* _TASK INSTRUCTIONS_: Wherever the listing holds a picture, leave it out, and copy the remainder exactly.

━━ TASK DATA

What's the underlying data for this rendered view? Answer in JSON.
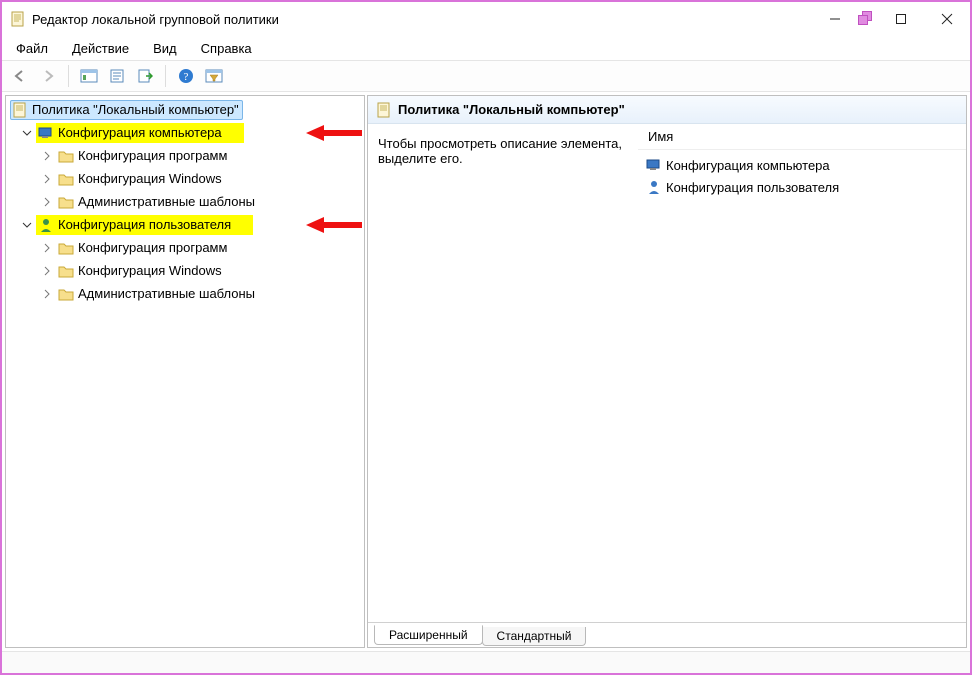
{
  "window": {
    "title": "Редактор локальной групповой политики"
  },
  "menu": {
    "file": "Файл",
    "action": "Действие",
    "view": "Вид",
    "help": "Справка"
  },
  "tree": {
    "root": "Политика \"Локальный компьютер\"",
    "computer_cfg": "Конфигурация компьютера",
    "user_cfg": "Конфигурация пользователя",
    "children": {
      "programs": "Конфигурация программ",
      "windows": "Конфигурация Windows",
      "admin_templates": "Административные шаблоны"
    }
  },
  "content": {
    "header": "Политика \"Локальный компьютер\"",
    "description": "Чтобы просмотреть описание элемента, выделите его.",
    "column_name": "Имя",
    "items": {
      "computer": "Конфигурация компьютера",
      "user": "Конфигурация пользователя"
    }
  },
  "tabs": {
    "extended": "Расширенный",
    "standard": "Стандартный"
  }
}
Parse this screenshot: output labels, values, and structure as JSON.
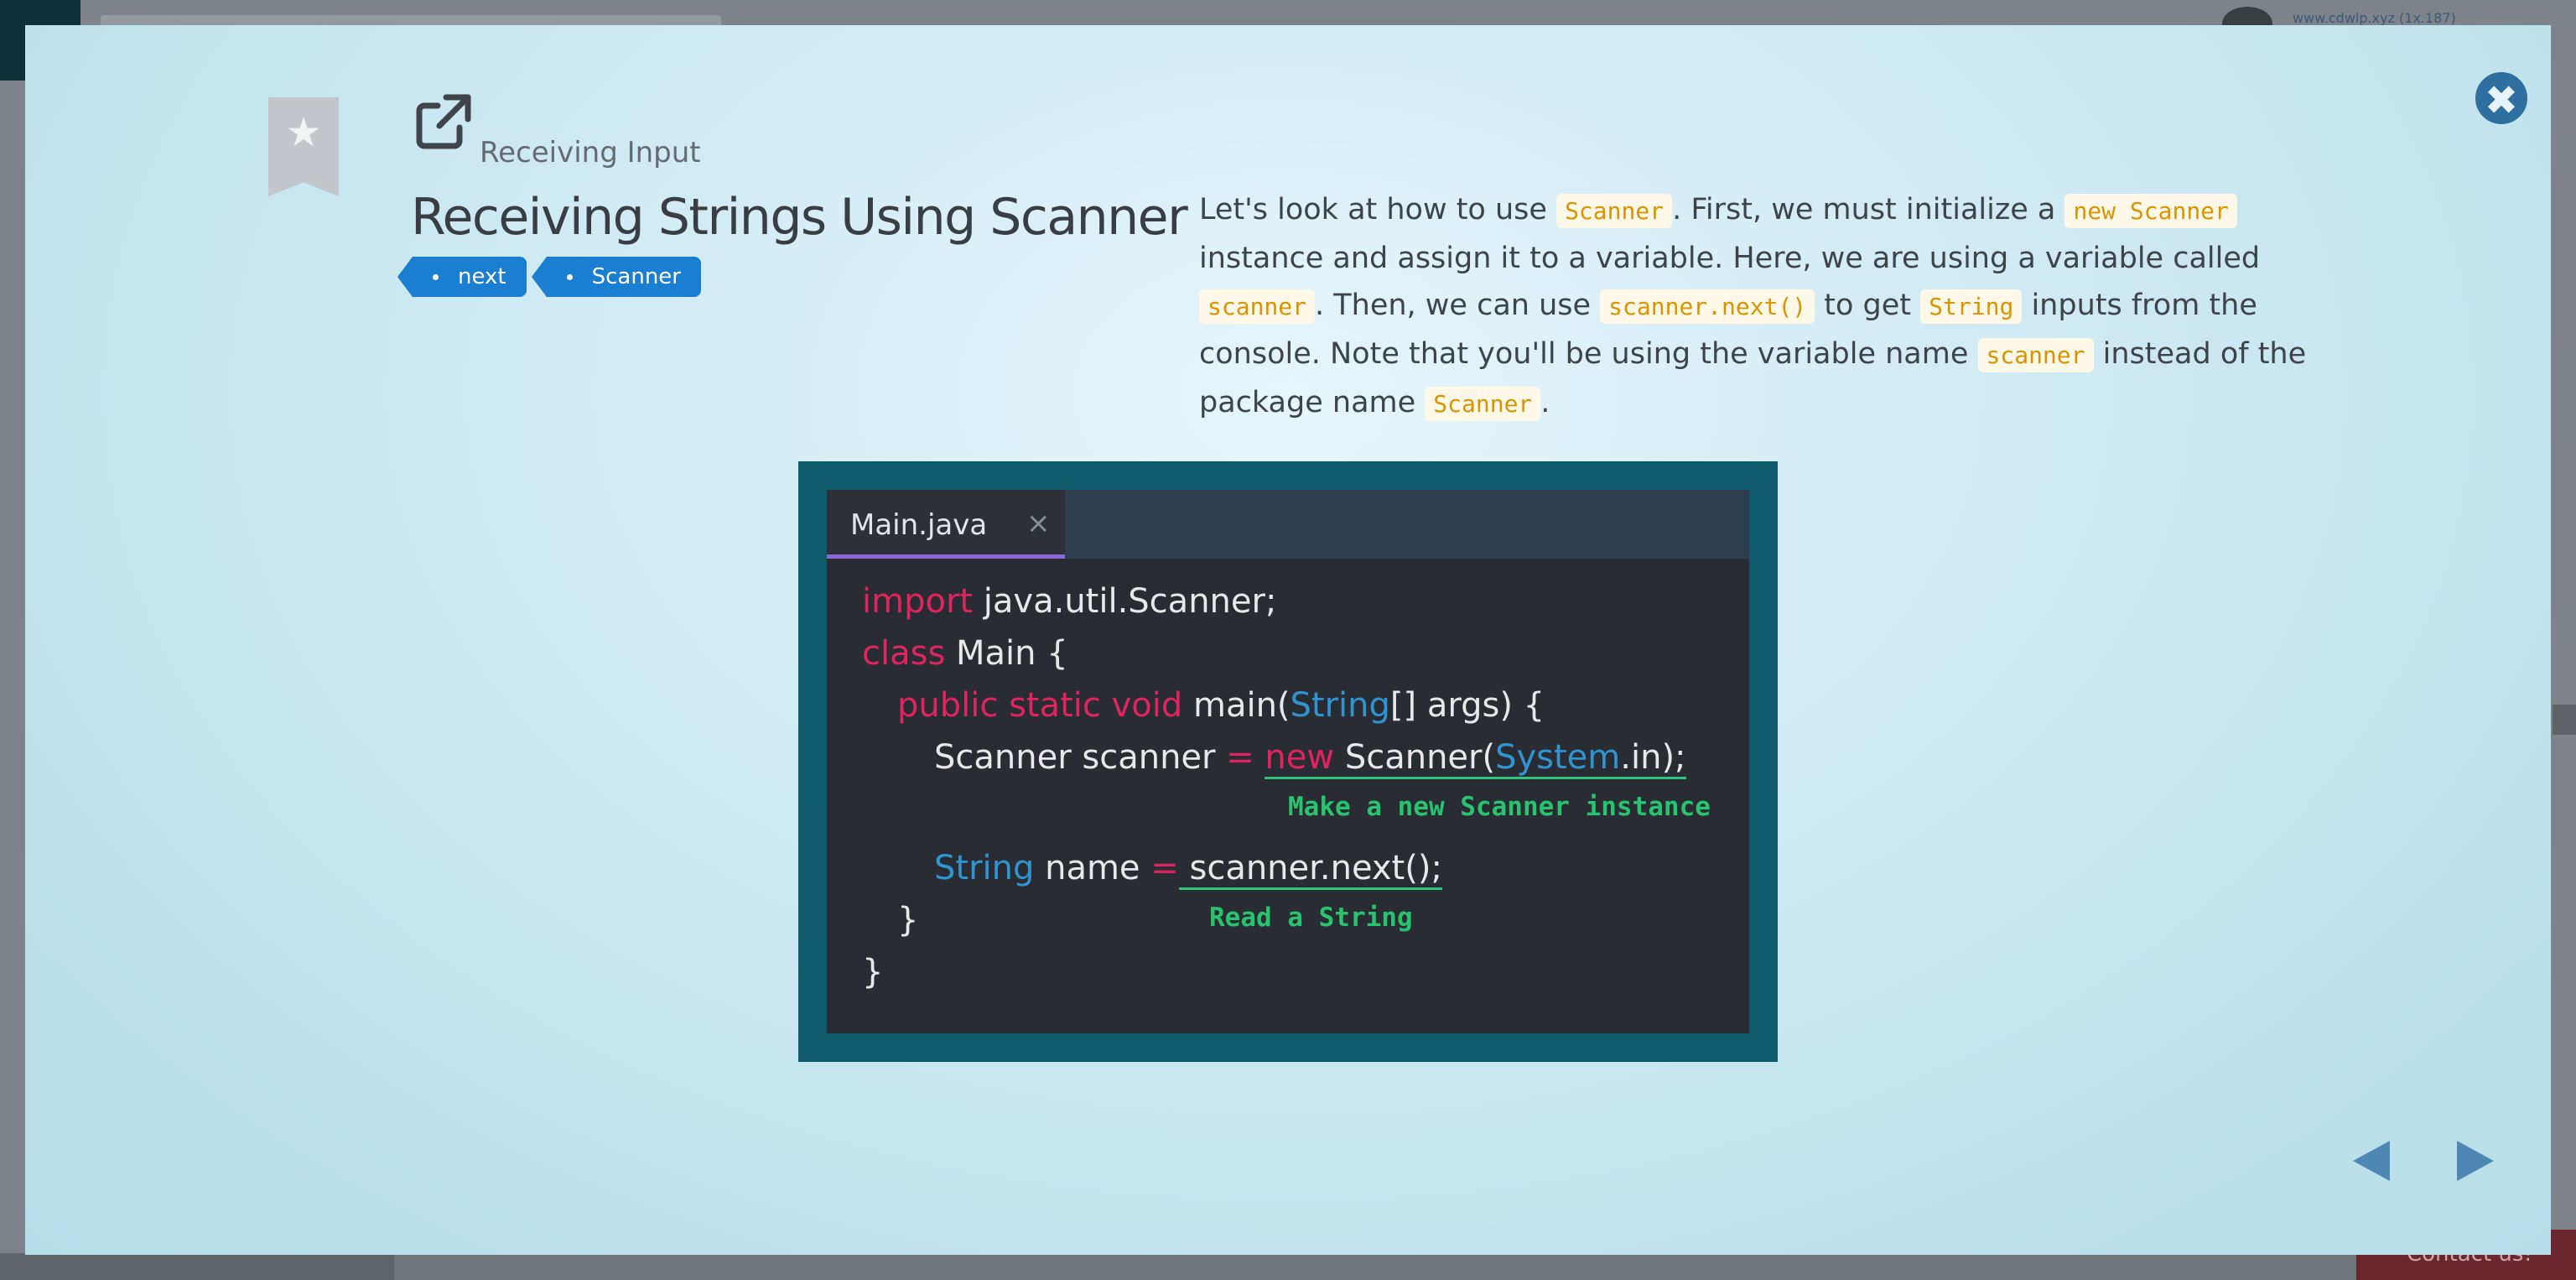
{
  "background": {
    "url_text": "www.cdwlp.xyz (1x.187)",
    "contact_label": "Contact us!"
  },
  "modal": {
    "close_label": "✖",
    "section_title": "Receiving Input",
    "title": "Receiving Strings Using Scanner",
    "tags": [
      "next",
      "Scanner"
    ],
    "description": {
      "t1": "Let's look at how to use ",
      "c1": "Scanner",
      "t2": ". First, we must initialize a ",
      "c2": "new Scanner",
      "t3": " instance and assign it to a variable. Here, we are using a variable called ",
      "c3": "scanner",
      "t4": ". Then, we can use ",
      "c4": "scanner.next()",
      "t5": " to get ",
      "c5": "String",
      "t6": " inputs from the console. Note that you'll be using the variable name ",
      "c6": "scanner",
      "t7": " instead of the package name ",
      "c7": "Scanner",
      "t8": "."
    },
    "illustration": {
      "file_tab": "Main.java",
      "tab_close": "×",
      "code": {
        "l1_kw": "import",
        "l1_rest": " java.util.Scanner;",
        "l2_kw": "class",
        "l2_rest": " Main {",
        "l3_kw": "public static void",
        "l3_a": " main(",
        "l3_ty": "String",
        "l3_b": "[] args) {",
        "l4_a": "Scanner scanner ",
        "l4_eq": "=",
        "l4_sp": " ",
        "l4_new": "new",
        "l4_b": " Scanner(",
        "l4_ty": "System",
        "l4_c": ".in);",
        "l5_ty": "String",
        "l5_a": " name ",
        "l5_eq": "=",
        "l5_b": " scanner.next();",
        "l6": "}",
        "l7": "}"
      },
      "note1": "Make a new Scanner instance",
      "note2": "Read a String"
    }
  }
}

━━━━

* _TASK SOLUTION_:
What's the underlying data for this rendered view? Answer in JSON.
{
  "window": {
    "title": "Редактор локальной групповой политики"
  },
  "menu": {
    "file": "Файл",
    "action": "Действие",
    "view": "Вид",
    "help": "Справка"
  },
  "tree": {
    "root": "Политика \"Локальный компьютер\"",
    "computer_cfg": "Конфигурация компьютера",
    "user_cfg": "Конфигурация пользователя",
    "children": {
      "programs": "Конфигурация программ",
      "windows": "Конфигурация Windows",
      "admin_templates": "Административные шаблоны"
    }
  },
  "content": {
    "header": "Политика \"Локальный компьютер\"",
    "description": "Чтобы просмотреть описание элемента, выделите его.",
    "column_name": "Имя",
    "items": {
      "computer": "Конфигурация компьютера",
      "user": "Конфигурация пользователя"
    }
  },
  "tabs": {
    "extended": "Расширенный",
    "standard": "Стандартный"
  }
}
Parse this screenshot: output labels, values, and structure as JSON.
{
  "background": {
    "url_text": "www.cdwlp.xyz (1x.187)",
    "contact_label": "Contact us!"
  },
  "modal": {
    "close_label": "✖",
    "section_title": "Receiving Input",
    "title": "Receiving Strings Using Scanner",
    "tags": [
      "next",
      "Scanner"
    ],
    "description": {
      "t1": "Let's look at how to use ",
      "c1": "Scanner",
      "t2": ". First, we must initialize a ",
      "c2": "new Scanner",
      "t3": " instance and assign it to a variable. Here, we are using a variable called ",
      "c3": "scanner",
      "t4": ". Then, we can use ",
      "c4": "scanner.next()",
      "t5": " to get ",
      "c5": "String",
      "t6": " inputs from the console. Note that you'll be using the variable name ",
      "c6": "scanner",
      "t7": " instead of the package name ",
      "c7": "Scanner",
      "t8": "."
    },
    "illustration": {
      "file_tab": "Main.java",
      "tab_close": "×",
      "code": {
        "l1_kw": "import",
        "l1_rest": " java.util.Scanner;",
        "l2_kw": "class",
        "l2_rest": " Main {",
        "l3_kw": "public static void",
        "l3_a": " main(",
        "l3_ty": "String",
        "l3_b": "[] args) {",
        "l4_a": "Scanner scanner ",
        "l4_eq": "=",
        "l4_sp": " ",
        "l4_new": "new",
        "l4_b": " Scanner(",
        "l4_ty": "System",
        "l4_c": ".in);",
        "l5_ty": "String",
        "l5_a": " name ",
        "l5_eq": "=",
        "l5_b": " scanner.next();",
        "l6": "}",
        "l7": "}"
      },
      "note1": "Make a new Scanner instance",
      "note2": "Read a String"
    }
  }
}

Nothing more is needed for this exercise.